SEOUL, South Korea - Despite a symbolic symphonic thaw with North Korea, the only music the Bush administration is making here is with South Korea's new, pro-U.S. president who has vowed a tougher line on his Stalinist neighbor.
On the eve of a landmark performance in Pyongyang by the New York Philharmonic, Secretary of State Condoleezza Rice was next door in Seoul on Monday lauding President Lee Myung-bak and his intent to hold North Korea to its pledge to abandon nuclear weapons.
With attention focused on the orchestra, Rice pointedly ignored the unprecedented event that some have dubbed "violin diplomacy," and instead went out of her way twice to compliment Lee on his choice of the "Ode to Joy" from Beethoven's Ninth Symphony to end his swearing-in ceremony.
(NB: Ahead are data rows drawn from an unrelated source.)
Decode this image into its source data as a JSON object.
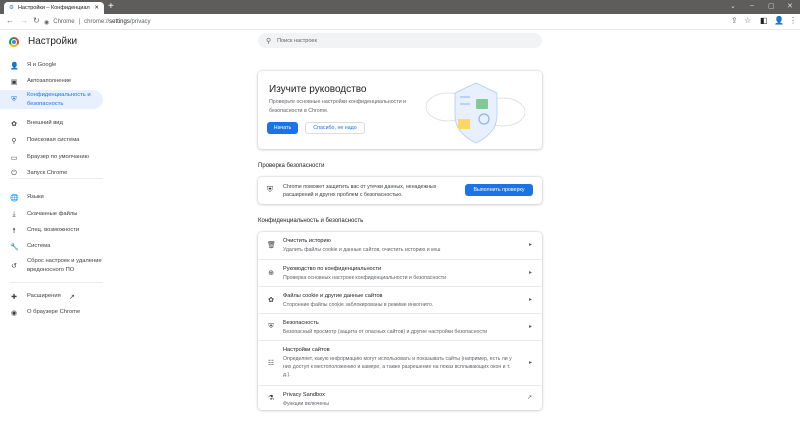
{
  "browser": {
    "tab_title": "Настройки – Конфиденциальность",
    "tab_close": "✕",
    "new_tab": "+",
    "omnibox_site": "Chrome",
    "omnibox_url_prefix": "chrome://",
    "omnibox_url_bold": "settings",
    "omnibox_url_suffix": "/privacy",
    "win": [
      "⌄",
      "–",
      "▢",
      "✕"
    ]
  },
  "header": {
    "title": "Настройки",
    "search_placeholder": "Поиск настроек"
  },
  "sidebar": {
    "items": [
      {
        "label": "Я и Google",
        "icon": "person-icon",
        "glyph": "👤"
      },
      {
        "label": "Автозаполнение",
        "icon": "clipboard-icon",
        "glyph": "▣"
      },
      {
        "label": "Конфиденциальность и безопасность",
        "icon": "shield-icon",
        "glyph": "⛨"
      },
      {
        "label": "Внешний вид",
        "icon": "palette-icon",
        "glyph": "✿"
      },
      {
        "label": "Поисковая система",
        "icon": "search-icon",
        "glyph": "⚲"
      },
      {
        "label": "Браузер по умолчанию",
        "icon": "browser-icon",
        "glyph": "▭"
      },
      {
        "label": "Запуск Chrome",
        "icon": "power-icon",
        "glyph": "⏻"
      },
      {
        "label": "Языки",
        "icon": "globe-icon",
        "glyph": "🌐"
      },
      {
        "label": "Скачанные файлы",
        "icon": "download-icon",
        "glyph": "⤓"
      },
      {
        "label": "Спец. возможности",
        "icon": "accessibility-icon",
        "glyph": "☨"
      },
      {
        "label": "Система",
        "icon": "wrench-icon",
        "glyph": "🔧"
      },
      {
        "label": "Сброс настроек и удаление вредоносного ПО",
        "icon": "reset-icon",
        "glyph": "↺"
      },
      {
        "label": "Расширения",
        "icon": "puzzle-icon",
        "glyph": "✚",
        "ext": "↗"
      },
      {
        "label": "О браузере Chrome",
        "icon": "chrome-icon",
        "glyph": "◉"
      }
    ]
  },
  "guide": {
    "title": "Изучите руководство",
    "text": "Проверьте основные настройки конфиденциальности и безопасности в Chrome.",
    "start": "Начать",
    "dismiss": "Спасибо, не надо"
  },
  "safety": {
    "heading": "Проверка безопасности",
    "text": "Chrome поможет защитить вас от утечки данных, ненадежных расширений и других проблем с безопасностью.",
    "button": "Выполнить проверку"
  },
  "privacy": {
    "heading": "Конфиденциальность и безопасность",
    "rows": [
      {
        "title": "Очистить историю",
        "sub": "Удалить файлы cookie и данные сайтов, очистить историю и кеш",
        "icon": "trash-icon",
        "glyph": "🗑"
      },
      {
        "title": "Руководство по конфиденциальности",
        "sub": "Проверка основных настроек конфиденциальности и безопасности",
        "icon": "add-circle-icon",
        "glyph": "⊕"
      },
      {
        "title": "Файлы cookie и другие данные сайтов",
        "sub": "Сторонние файлы cookie заблокированы в режиме инкогнито.",
        "icon": "cookie-icon",
        "glyph": "✿"
      },
      {
        "title": "Безопасность",
        "sub": "Безопасный просмотр (защита от опасных сайтов) и другие настройки безопасности",
        "icon": "shield-icon",
        "glyph": "⛨"
      },
      {
        "title": "Настройки сайтов",
        "sub": "Определяет, какую информацию могут использовать и показывать сайты (например, есть ли у них доступ к местоположению и камере, а также разрешение на показ всплывающих окон и т. д.).",
        "icon": "tune-icon",
        "glyph": "☷"
      },
      {
        "title": "Privacy Sandbox",
        "sub": "Функции включены",
        "icon": "flask-icon",
        "glyph": "⚗"
      }
    ]
  }
}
In two brief encounters before reporters, the classically trained pianist first hailed "the universal strains of Beethoven performed so beautifully" by South Korean musicians and a choir and then told Lee himself the selection was "beautiful."
By contrast, Rice last week said she was pleased the Philharmonic would be playing a work by Czech composer Antonin Dvorak in Pyongyang, but dismissed the concert, saying: "I don't think we should get carried away with what listening to Dvorak is going to do in North Korea."
In Seoul, Rice also noted the United States and South Korea share deep "strategic interests" and "common values" like democracy and praised Lee's inaugural address in which he promised to "strengthen our strategic alliance with the United States" and demanded openness from the North.
In his speech, Lee told South Koreans, and by extension Koreans in the North, that only "once North Korea abandons its nuclear program and chooses the path to openness" can people expect to see "a new horizon in inter-Korean cooperation."
Rice declined to answer questions about her private discussions with Lee and incoming South Korean foreign minister Yu Myung-hwan, but senior officials from both sides said that what she heard was, well, music to her ears.
"We welcome this," said Christopher Hill, the Assistant Secretary of State for East Asian and Pacific Affairs, referring to Lee's plan to put a more critical eye on Seoul's policy of detente with the North than his two immediate predecessors.
They were accused of showering unconditional aid and concessions on North Korea as part of reconciliation efforts while getting little in return, something that had vexed Washington.
"President Lee said he would do all he could to strengthen (U.S.-South Korean) cooperation in the six-party process," Hill told reporters.
He referred to the group of six nations — the United States, South Korea, China, Japan, Russia and North Korea — trying to negotiate an end to Pyongyang's nuclear weapons development.
Meanwhile, a South Korean presidential spokesman said Lee had told Rice that he "will make the denuclearization a top principle" of his administration.
The disarmament process made major progress in the past year after Pyongyang shut down its main nuclear reactor and began disabling key atomic facilities.
The talks, however, have been deadlocked for months over whether the North has fulfilled its commitment to account for all of its nuclear programs as it committed to do in the six-party talks by Dec. 31, 2007, a deadline that passed nearly two months ago.
The North says it has already provided the declaration, but Washington says Pyongyang has not yet given a complete accounting, particularly about alleged transfers of nuclear equipment and know-how to other countries.
Rice is in South Korea on the first leg of a three-nation Asia tour that takes her to China on Tuesday and Japan on Wednesday for talks that will be dominated by the North Korea issue.
But while Rice will be seeing the key players in the process from China, Japan and South Korea on her trip, before she left Washington she ruled out any talks with North Korean officials, saying such a meeting was neither warranted nor could be of any use in the current circumstances.
"We need a complete declaration from the North Koreans," she said on Friday. "North Korea is quite aware of what it needs to do."